If this new Gallup poll is any indication, liberals will soon be able to complain about Speaker John Boehner, and possibly Majority Leader Mitch McConnell:
According to Gallup, this Republican lead is greater than any previous midterm advantage in Gallup's 60-year history of tracking the generic ballot. Barring a miracle, Republicans are very likely to win the House in November, and there's a good chance they'll pick up the Senate, too.
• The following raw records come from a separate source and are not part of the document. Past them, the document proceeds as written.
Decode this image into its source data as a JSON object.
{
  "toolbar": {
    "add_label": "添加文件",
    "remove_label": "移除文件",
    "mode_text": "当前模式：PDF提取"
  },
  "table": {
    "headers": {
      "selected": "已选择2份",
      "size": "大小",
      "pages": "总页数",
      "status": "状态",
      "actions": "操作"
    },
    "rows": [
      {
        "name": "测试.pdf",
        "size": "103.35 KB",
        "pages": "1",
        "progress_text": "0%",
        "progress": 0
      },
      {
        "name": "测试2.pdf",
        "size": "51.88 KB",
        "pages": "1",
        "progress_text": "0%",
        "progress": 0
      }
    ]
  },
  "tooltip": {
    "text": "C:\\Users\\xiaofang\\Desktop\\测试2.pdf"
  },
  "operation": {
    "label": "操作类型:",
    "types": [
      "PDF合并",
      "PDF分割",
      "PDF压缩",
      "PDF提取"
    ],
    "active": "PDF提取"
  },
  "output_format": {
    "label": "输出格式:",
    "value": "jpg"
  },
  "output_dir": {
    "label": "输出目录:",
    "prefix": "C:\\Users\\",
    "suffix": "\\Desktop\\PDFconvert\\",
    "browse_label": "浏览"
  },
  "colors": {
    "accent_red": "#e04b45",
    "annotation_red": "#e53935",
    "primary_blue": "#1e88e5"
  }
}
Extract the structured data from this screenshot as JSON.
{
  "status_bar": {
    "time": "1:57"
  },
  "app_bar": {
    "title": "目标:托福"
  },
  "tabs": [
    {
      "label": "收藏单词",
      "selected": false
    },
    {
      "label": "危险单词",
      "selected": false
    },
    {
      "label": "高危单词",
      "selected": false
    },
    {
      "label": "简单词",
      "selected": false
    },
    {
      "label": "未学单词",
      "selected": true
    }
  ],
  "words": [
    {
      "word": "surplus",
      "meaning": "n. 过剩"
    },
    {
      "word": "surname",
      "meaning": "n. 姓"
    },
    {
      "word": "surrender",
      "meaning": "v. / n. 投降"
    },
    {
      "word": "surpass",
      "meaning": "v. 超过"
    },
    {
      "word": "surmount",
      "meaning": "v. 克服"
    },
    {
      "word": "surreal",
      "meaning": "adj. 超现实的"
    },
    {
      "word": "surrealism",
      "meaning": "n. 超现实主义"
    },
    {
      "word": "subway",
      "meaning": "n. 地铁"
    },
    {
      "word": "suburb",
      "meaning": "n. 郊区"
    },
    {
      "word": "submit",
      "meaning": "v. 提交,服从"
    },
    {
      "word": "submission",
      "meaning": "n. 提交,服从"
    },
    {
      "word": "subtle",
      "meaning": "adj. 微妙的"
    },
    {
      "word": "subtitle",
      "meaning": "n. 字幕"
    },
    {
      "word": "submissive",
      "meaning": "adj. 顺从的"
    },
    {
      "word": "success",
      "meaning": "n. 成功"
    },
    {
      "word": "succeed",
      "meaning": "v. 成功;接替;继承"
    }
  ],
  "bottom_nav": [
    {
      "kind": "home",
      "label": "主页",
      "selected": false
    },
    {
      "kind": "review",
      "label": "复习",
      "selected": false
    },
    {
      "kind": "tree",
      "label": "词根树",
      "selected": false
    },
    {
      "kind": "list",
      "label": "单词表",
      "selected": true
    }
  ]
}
In addition to driving President Obama's agenda to the right, GOP gains virtually guarantee a scandal-ridden 112th Congress.
Earlier this summer, Jonathan Bernstein wondered aloud about the lessons House Republicans drew from the years 1995-2000. Did they see the "scandal and investigate" strategy as a success (in the same way the rejectionist strategy "worked" in 1993-1994), or did they see that period as a failure, since Bill Clinton won an easy re-election, and Republicans lost seats in the 1998 midterm elections. Now that Republicans are about to make huge gains after another successful use of the rejectionist strategy, my guess is that House Republicans intend to give scandal-and-investigate another go. Indeed, last week, Politico reported that "Republicans are planning a wave of committee investigations targeting the White House and Democratic allies if they win back the majority."
At this point, it isn't a matter of "will they investigate," as much as it is a question of "how far will they go?" If House Republicans view 1995-2000 as a success, then we should expect another round of pointless investigations and ridiculous witch hunts.
-- Jamelle Bouie